Prayer, serving and fellowship may seem like no-brainers, but so often we let life's busy moments push them away. Too many times in life it seems easier to pass on talking to God, visiting the ill or widows, or maybe taking time to make it to church on the Sabbath. We decide that our time might be better spent sleeping or relaxing. Playing with the kids or reading them a book is just too difficult after a long day at work. Prayer is often postponed until later in the day, but later never comes.

We may have the best of intentions to get back to it, but our procrastination just builds up and much like my financial woes, we let the boat get full to the point of sinking. We must find time to bail ourselves out. We must always maintain good communication with God. Avoidance only makes it more difficult or impossible. Suddenly, the day is over and we never got around to doing any of it.

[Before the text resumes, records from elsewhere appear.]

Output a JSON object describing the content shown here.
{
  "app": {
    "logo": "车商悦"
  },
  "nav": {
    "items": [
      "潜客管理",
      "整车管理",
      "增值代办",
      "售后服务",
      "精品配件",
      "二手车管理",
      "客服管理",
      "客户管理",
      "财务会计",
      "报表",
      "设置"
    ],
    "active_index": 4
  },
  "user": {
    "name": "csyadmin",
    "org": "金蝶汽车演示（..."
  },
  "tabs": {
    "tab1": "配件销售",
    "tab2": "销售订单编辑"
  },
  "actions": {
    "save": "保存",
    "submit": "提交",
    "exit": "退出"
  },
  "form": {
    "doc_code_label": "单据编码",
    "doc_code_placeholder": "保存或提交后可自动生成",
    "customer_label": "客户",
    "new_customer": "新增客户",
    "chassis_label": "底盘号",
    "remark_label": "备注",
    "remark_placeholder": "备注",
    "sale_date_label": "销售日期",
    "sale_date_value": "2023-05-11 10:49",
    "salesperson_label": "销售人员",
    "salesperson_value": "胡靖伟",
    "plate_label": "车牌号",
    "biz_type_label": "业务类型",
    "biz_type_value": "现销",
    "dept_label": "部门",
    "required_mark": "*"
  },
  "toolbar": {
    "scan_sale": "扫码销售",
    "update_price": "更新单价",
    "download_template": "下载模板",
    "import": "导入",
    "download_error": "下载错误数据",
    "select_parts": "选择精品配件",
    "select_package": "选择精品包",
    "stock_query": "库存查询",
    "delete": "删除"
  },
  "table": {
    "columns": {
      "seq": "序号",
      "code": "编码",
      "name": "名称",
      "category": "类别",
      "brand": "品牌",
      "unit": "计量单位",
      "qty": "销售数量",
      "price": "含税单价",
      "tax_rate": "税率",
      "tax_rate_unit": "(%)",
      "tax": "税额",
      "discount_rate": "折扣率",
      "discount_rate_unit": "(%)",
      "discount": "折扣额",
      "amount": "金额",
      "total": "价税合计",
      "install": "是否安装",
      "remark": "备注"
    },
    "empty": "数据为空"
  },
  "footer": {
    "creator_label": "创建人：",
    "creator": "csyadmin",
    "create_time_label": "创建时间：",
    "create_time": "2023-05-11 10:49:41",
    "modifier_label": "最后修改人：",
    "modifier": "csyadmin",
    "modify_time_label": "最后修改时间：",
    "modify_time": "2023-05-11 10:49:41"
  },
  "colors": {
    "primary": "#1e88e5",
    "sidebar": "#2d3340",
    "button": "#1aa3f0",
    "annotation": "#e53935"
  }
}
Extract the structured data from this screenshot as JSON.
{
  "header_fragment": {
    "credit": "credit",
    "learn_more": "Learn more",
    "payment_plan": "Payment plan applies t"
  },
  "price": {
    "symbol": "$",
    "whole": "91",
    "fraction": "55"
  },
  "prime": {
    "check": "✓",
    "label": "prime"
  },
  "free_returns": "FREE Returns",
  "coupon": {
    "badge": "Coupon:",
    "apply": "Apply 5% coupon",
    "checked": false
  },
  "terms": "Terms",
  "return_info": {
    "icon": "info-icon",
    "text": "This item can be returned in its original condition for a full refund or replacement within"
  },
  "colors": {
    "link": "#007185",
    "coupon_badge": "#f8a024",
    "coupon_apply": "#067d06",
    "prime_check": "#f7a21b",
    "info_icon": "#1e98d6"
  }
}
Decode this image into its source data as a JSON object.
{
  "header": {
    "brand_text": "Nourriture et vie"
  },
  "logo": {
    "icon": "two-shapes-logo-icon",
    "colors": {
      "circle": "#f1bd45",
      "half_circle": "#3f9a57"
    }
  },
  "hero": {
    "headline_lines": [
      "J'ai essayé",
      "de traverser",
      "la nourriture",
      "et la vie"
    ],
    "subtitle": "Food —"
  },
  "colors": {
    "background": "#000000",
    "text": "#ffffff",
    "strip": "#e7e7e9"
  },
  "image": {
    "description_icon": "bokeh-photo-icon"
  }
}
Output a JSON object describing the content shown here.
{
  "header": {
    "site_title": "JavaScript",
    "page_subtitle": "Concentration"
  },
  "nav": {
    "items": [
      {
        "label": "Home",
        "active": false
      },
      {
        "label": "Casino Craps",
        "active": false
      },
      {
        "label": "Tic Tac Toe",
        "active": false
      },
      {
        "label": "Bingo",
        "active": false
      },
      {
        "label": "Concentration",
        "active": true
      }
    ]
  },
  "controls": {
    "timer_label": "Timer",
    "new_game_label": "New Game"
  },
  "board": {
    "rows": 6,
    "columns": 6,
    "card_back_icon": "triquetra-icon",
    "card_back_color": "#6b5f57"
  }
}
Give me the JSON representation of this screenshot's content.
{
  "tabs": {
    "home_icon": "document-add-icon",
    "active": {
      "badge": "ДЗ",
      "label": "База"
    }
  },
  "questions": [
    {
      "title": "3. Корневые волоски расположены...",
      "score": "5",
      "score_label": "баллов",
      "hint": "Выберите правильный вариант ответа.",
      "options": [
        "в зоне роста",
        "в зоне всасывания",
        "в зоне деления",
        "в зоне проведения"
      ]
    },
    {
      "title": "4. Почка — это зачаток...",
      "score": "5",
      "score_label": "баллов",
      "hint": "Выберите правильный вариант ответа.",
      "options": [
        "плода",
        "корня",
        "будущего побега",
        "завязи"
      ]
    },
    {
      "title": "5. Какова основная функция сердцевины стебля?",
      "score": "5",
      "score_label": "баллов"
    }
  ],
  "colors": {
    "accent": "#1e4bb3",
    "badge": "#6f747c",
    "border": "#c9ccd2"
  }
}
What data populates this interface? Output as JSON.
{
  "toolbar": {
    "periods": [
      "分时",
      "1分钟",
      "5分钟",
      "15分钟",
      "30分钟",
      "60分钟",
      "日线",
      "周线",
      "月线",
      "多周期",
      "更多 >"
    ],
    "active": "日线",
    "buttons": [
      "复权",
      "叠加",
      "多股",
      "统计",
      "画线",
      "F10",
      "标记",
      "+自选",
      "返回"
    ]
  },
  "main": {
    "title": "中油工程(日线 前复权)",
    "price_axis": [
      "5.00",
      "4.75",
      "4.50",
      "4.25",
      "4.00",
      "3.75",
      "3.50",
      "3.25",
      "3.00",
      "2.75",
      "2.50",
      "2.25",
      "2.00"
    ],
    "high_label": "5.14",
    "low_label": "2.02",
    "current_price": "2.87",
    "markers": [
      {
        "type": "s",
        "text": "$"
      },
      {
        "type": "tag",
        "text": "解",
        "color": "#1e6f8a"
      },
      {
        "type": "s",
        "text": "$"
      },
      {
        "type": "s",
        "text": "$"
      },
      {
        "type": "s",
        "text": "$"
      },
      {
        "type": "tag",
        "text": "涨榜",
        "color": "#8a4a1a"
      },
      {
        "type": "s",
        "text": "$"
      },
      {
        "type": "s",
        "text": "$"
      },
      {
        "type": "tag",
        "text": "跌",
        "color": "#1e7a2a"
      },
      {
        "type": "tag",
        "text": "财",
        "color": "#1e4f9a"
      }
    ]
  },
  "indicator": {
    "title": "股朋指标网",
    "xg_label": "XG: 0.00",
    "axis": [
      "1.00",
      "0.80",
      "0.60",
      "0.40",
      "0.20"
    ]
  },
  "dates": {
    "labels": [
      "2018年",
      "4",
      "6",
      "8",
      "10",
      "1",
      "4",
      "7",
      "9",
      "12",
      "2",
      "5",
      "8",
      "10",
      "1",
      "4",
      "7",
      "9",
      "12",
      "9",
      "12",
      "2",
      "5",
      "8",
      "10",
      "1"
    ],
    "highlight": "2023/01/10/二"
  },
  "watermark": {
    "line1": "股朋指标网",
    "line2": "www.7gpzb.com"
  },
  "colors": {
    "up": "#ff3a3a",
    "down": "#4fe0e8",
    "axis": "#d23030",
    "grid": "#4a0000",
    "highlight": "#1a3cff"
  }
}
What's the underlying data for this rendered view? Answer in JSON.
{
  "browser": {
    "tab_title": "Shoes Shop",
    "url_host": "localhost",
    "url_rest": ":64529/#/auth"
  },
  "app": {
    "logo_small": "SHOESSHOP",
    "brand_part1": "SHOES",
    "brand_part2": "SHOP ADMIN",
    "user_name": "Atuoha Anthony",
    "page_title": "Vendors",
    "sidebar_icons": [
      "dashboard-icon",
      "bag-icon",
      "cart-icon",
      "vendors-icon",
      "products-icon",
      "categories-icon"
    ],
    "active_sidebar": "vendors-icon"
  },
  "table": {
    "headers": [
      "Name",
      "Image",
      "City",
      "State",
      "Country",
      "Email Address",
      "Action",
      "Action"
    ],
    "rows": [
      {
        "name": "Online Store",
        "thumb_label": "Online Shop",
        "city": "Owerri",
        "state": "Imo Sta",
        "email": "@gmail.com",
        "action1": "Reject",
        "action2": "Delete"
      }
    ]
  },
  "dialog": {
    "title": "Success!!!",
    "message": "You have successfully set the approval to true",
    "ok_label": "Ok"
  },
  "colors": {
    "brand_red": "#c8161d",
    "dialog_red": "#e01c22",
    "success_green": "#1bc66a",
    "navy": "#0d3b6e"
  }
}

We also need to budget time for Bible study (2 Timothy 2:15). One cannot claim to be a Christian if he or she is not building a relationship with God the Father. We build that bond with Him by reading His Word, and His Word is how God speaks to us. We cannot hear Him if we are doing all the talking. We need to pick up our Bibles in order to understand Him and what He expects from us. The old and new testaments are equally important to study if we really want to know God and Jesus Christ.

Imagine if you never really met your earthly parents? Let's say you pick up the phone and call them on a regular basis, but after they say hello, you just babbled on about yourself and then hung up. That would be a pretty shallow and unfulfilling relationship. You would never really know who they were. It's a self-centered way of thinking. What you would really want to know is that they loved and cared for you deeply. You would want to know they were there for you no matter what.

That is what God wants us to know about Him as well. We have a loving and caring Father. He is always there for us and wants us to know it. Through His word He teaches us, shows His love for us, and even corrects us if we pay attention. We can never get enough Bible study and it must be budgeted into our daily schedules.

Budgeting finances for things that matter

Less than 40% of households budget their money and it is credited as the reason for many money woes. As we budget our cell phone, house payment, and other necessary bills, we must not forget to budget for God. God tells us to tithe (Leviticus 27:30; Proverbs 3:9). God has given us all we have in life and all He asks in return are the tithes that belong to Him. Most people spend more than that on one or two family outings in a month. God asks this of us, but blesses us for doing so (Proverbs 3:9-10; Proverbs 28:27). We tend to spend more than we have in this society and it is to our detriment. God tells us that not tithing is stealing from Him (Malachi 3:8). It is also important to put away a little bit for savings. Even $5.00 to $10.00 a paycheck can really add up.

We always think we can go it alone, that we don't need anything to guide or assist us. As I did when my husband brought up using a budget, we fight the idea of doing things differently and let pride get in our way. We do not want to admit there is a problem. If we take the time to lay it out in front of us though, we often become aware of where we are lacking. We may, for the first time, be able to see the need to rearrange our time and finances in a way that can literally change our lives. That is why budgeting should be a part of every Christian's life.

For more information on this subject, read the free Bible study guides: How to Understand the Bible, Managing Your Finances and What Does the Bible Teach About Tithing?